Synopsis: When a young scholar from New York City travels west in search of a new life he arrives beaten and half-dead on the dusty streets of Twotrees. Rescued from the plains, the town soon becomes his home as he finds the love of a local girl. This love gives him purpose in a broken land, but is it enough to save him from the vicious outlaw who wants him dead? He must make the choice: to turn and run or to stand for what he believes, to live or to fight… to become the man who shot Liberty Valance.

Park Theatre, Park 200, Wednesday 28th May, 2014

Having heard about the Park Theatre at Finsbury Park around the time it opened and then promptly forgetting about it (it’s an age thing, I guess. My memory is slowly fading, along with my eyesight), I was glad to be reminded by the media coverage of its first birthday party a few weeks ago, with the likes of Ian McKellen, Alan Rickman, Benedict Cumberbatch and Celia Imrie attending. With the theatre back on my radar and my imminent departure to London I checked out their website and was intrigued by both plays currently on. I decided on The Man Who Shot Liberty Valance and booked my ticket.

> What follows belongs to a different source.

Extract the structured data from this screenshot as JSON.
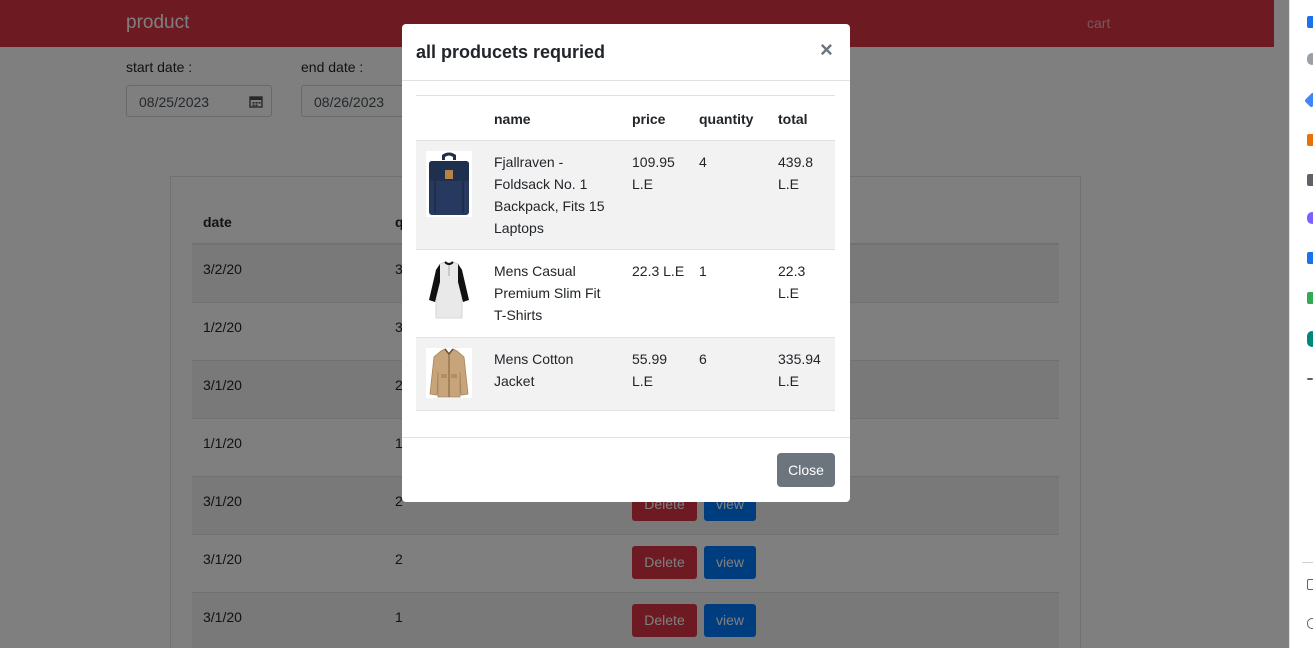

What came next has been a wonderful theatre experience.

A Western on stage? And in such an intimate space as a 200 seat theatre in North London? And yet, it works beautifully. The stage design was very well made, the production solid and the cast excellent all around. The play is adapted not from the famous 1962 film with James Stewart, John Wayne and Lee Marvin, but the short story the film is based on. It also introduces an original character. Oliver Lansley is a wonderfully nuanced Ransom Foster, Niamh Walsh a delightfully feisty Hallie Jackson, you really root for Lanre Malaolu’s “Reverend” Jim, and James Marlowe is absolutely excitingly terrifying as the ruthless outlaw Liberty Valance (I will follow his career closely from now on, I suggest you do the same). The story is very well written and equally well told, with fluid scene changes using music and the voice of Robert Vaughn as the narrator.

The Park Theatre itself is a great space with two very intimate theatres and box office that doubles as a café bar. I strongly advise everyone to visit this wonderful theatre, regardless of what’s on, I don’t think Artistic Director Jez Bond and his team can do wrong. And please donate when buying your tickets, they’re ridiculously cheap anyway, and the Park Theatre does not receive public funding.

 

Watch the official trailer: